AFT-NH Legislative Bulletin, 2017-16

On the surface, there was not much activity in the State House this past week, as the House did not meet in session, while the Senate met briefly and considered only a small number of bills.  One quiet action taken by the Senate was to return back to the Committee on Education the so-called Croydon bill, HB 557.  This bill would permit local school boards to use public funds to send students to private, non-sectarian schools, rather than funding a public school or agreeing to send students to a neighboring public school.  For example, if a town lacks a public middle school, it can currently arrange to send students to a neighboring public middle school, but by the terms of HB557, the district could now use public funds to send students to private schools instead.  Keep in mind, private schools do not wish to come under the regulatory burdens already imposed upon public schools, so there is no certainty that with this proposed legislation, that all students would be eligible or accepted, nor that the private school would meet all the same standards as public schools.  In other words, it is another attempt to use public education funds for private benefit.  Remember also that it was discovered that Education Commissioner Edelblut had donated to the town’s legal fund to fight the NH Department of Education.
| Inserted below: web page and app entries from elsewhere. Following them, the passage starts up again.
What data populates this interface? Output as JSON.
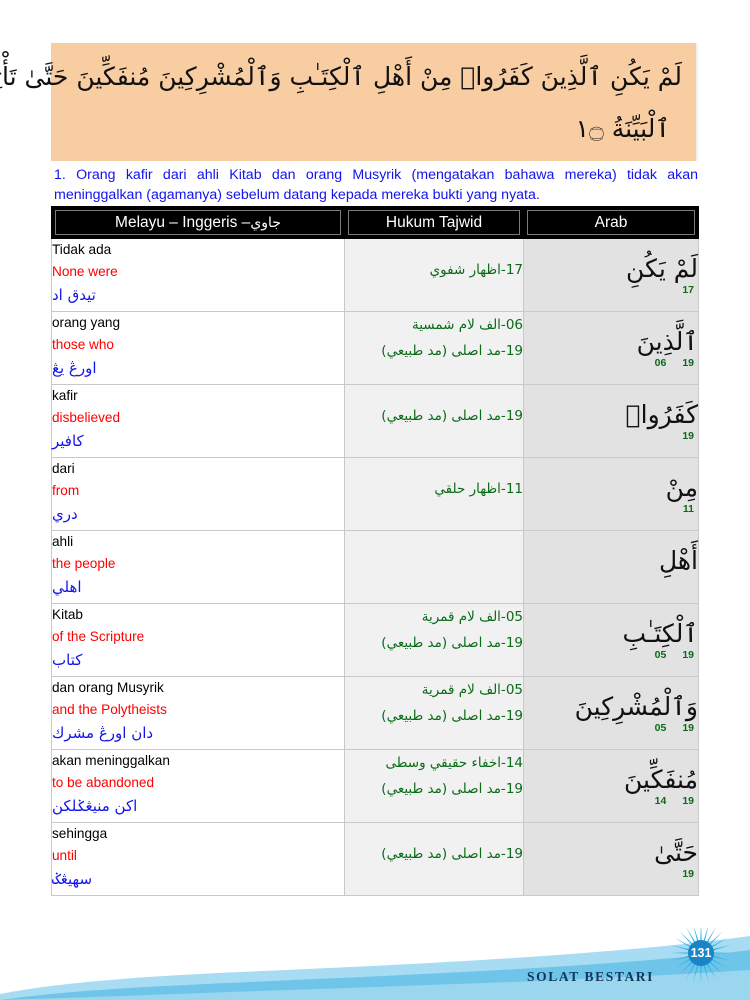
{
  "ayah": {
    "line1": "لَمْ يَكُنِ ٱلَّذِينَ كَفَرُوا۟ مِنْ أَهْلِ ٱلْكِتَـٰبِ وَٱلْمُشْرِكِينَ مُنفَكِّينَ حَتَّىٰ تَأْتِيَهُمُ",
    "line2": "ٱلْبَيِّنَةُ ۝١"
  },
  "translation": "1. Orang kafir dari ahli Kitab dan orang Musyrik (mengatakan bahawa mereka) tidak akan meninggalkan (agamanya) sebelum datang kepada mereka bukti yang nyata.",
  "table": {
    "headers": {
      "melayu": "Melayu – Inggeris –",
      "melayu_jawi": "جاوي",
      "tajwid": "Hukum Tajwid",
      "arab": "Arab"
    },
    "rows": [
      {
        "malay": "Tidak ada",
        "english": "None were",
        "jawi": "تيدق اد",
        "tajwid": [
          "17-اظهار شفوي"
        ],
        "arabic": "لَمْ يَكُنِ",
        "numbers": [
          "17"
        ]
      },
      {
        "malay": "orang yang",
        "english": "those who",
        "jawi": "اورڠ يڠ",
        "tajwid": [
          "06-الف لام شمسية",
          "19-مد اصلى (مد طبيعي)"
        ],
        "arabic": "ٱلَّذِينَ",
        "numbers": [
          "19",
          "06"
        ]
      },
      {
        "malay": "kafir",
        "english": "disbelieved",
        "jawi": "كافير",
        "tajwid": [
          "19-مد اصلى (مد طبيعي)"
        ],
        "arabic": "كَفَرُوا۟",
        "numbers": [
          "19"
        ]
      },
      {
        "malay": "dari",
        "english": "from",
        "jawi": "دري",
        "tajwid": [
          "11-اظهار حلقي"
        ],
        "arabic": "مِنْ",
        "numbers": [
          "11"
        ]
      },
      {
        "malay": "ahli",
        "english": "the people",
        "jawi": "اهلي",
        "tajwid": [],
        "arabic": "أَهْلِ",
        "numbers": []
      },
      {
        "malay": "Kitab",
        "english": "of the Scripture",
        "jawi": "كتاب",
        "tajwid": [
          "05-الف لام قمرية",
          "19-مد اصلى (مد طبيعي)"
        ],
        "arabic": "ٱلْكِتَـٰبِ",
        "numbers": [
          "19",
          "05"
        ]
      },
      {
        "malay": "dan orang Musyrik",
        "english": "and the Polytheists",
        "jawi": "دان اورڠ مشرك",
        "tajwid": [
          "05-الف لام قمرية",
          "19-مد اصلى (مد طبيعي)"
        ],
        "arabic": "وَٱلْمُشْرِكِينَ",
        "numbers": [
          "19",
          "05"
        ]
      },
      {
        "malay": "akan meninggalkan",
        "english": "to be abandoned",
        "jawi": "اكن منيڠݢلكن",
        "tajwid": [
          "14-اخفاء حقيقي وسطى",
          "19-مد اصلى (مد طبيعي)"
        ],
        "arabic": "مُنفَكِّينَ",
        "numbers": [
          "19",
          "14"
        ]
      },
      {
        "malay": "sehingga",
        "english": "until",
        "jawi": "سهيڠݢ",
        "tajwid": [
          "19-مد اصلى (مد طبيعي)"
        ],
        "arabic": "حَتَّىٰ",
        "numbers": [
          "19"
        ]
      }
    ]
  },
  "footer": {
    "label": "SOLAT BESTARI",
    "page_number": "131"
  },
  "colors": {
    "ayah_background": "#F9CDA2",
    "translation_text": "#1313EE",
    "english_text": "#FF0000",
    "jawi_text": "#1313EE",
    "tajwid_text": "#0A6B18",
    "header_background": "#000000",
    "footer_blue": "#66C4E8"
  }
}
Read more about Edelblut donation to Croydon at Edelblut Contribution to Croydon. This was not discovered until after Edelblut was confirmed.  The fate of the bill is not certain, as it may return to the Senate for a vote at some point during the month of May.  We shall keep a watchful eye upon it.